Water shortages and contaminants across the globe and right next door-
In India, approximately 200,000 people die per year due to unsafe drinking water with over 700 million people struggling with water shortages across the nation.
As more than 20 heavily populated cities face groundwater supplies that are rapidly dwindling if not fully depleted.
In the water barren countries of Ethiopia and Zimbabwe, drought and substandard water systems leave millions without access to safe drinking water. Additionally, over 2,000,000 are facing starvation in the region due to drought.
However, the fight for access to safe contaminant free water is not limited to destitute cities on distant shores. The United States shows how even nations of great wealth leave its people without clean drinking water.
In 2011, the state of Michigan acquired control over Flint’s finances during a shortfall and announced that a new pipeline would be constructed piping water from Lake Huron. While the pipeline was under construction, the city relied on the Flint River as a primary water source, and that’s when residents began to notice disturbing changes to their water.
The Environmental Protection Agency tested the water supply and found indications of dangerously high levels of lead in the water. The consumption of Lead affects the kidneys, heart, and central nervous system, and in children, it can additionally cause behavioral issues and even delay puberty.
“It’s a community that’s still dealing with the trauma and the aftermath of having been poisoned at the hands of the government,” stated Karen Weaver, the city’s new mayor.
Much like Michigan, Chicago has a lot of old lead pipes that were installed being outlawed in the mid-1980s. So many in fact that Illinois accounts for 1/8th of the lead service pipes in the United States.
Meanwhile, lead levels in New Jersey’s drinking water are among the highest recorded in the United States due to lead flaking off old pipes and into the drinking water.
Following a recent warning from the EPA, residents in approximately 15,000 homes in Newark were told to avoid their tap water and to drink only bottled water. This after Newark city began handing out water filters to approximately 40,000 of its residents. And while affected residents stated that they are unclear on how to install them properly, the Environmental Protection Agency isn’t so sure that proper installation of the city provided water filters will make a difference.
Recently, they sent a letter to city officials showing that after their testing of the contaminated water after being filtered by the city’s provided water filters, lead levels still exceeded federal limits and was unsafe.
In 1991, regulations required that all water systems monitor their supply for lead in their drinking water and set a limit of 15 parts per billion.

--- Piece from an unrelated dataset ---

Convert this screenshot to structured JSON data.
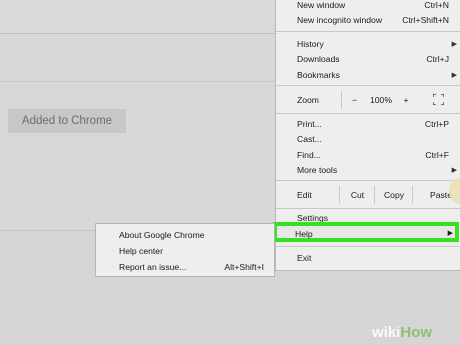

However, testing performed in 2017 found that 1 out of 10 households had nearly twice the lead in their water as what is permissible by the federal government.
Looking to get things back on track, Newark expanded their program to deliver bottled water free of charge to their residents who are pregnant or that have young children, however this program too has faced a major setback when city officials realized the bottled water was in fact expired.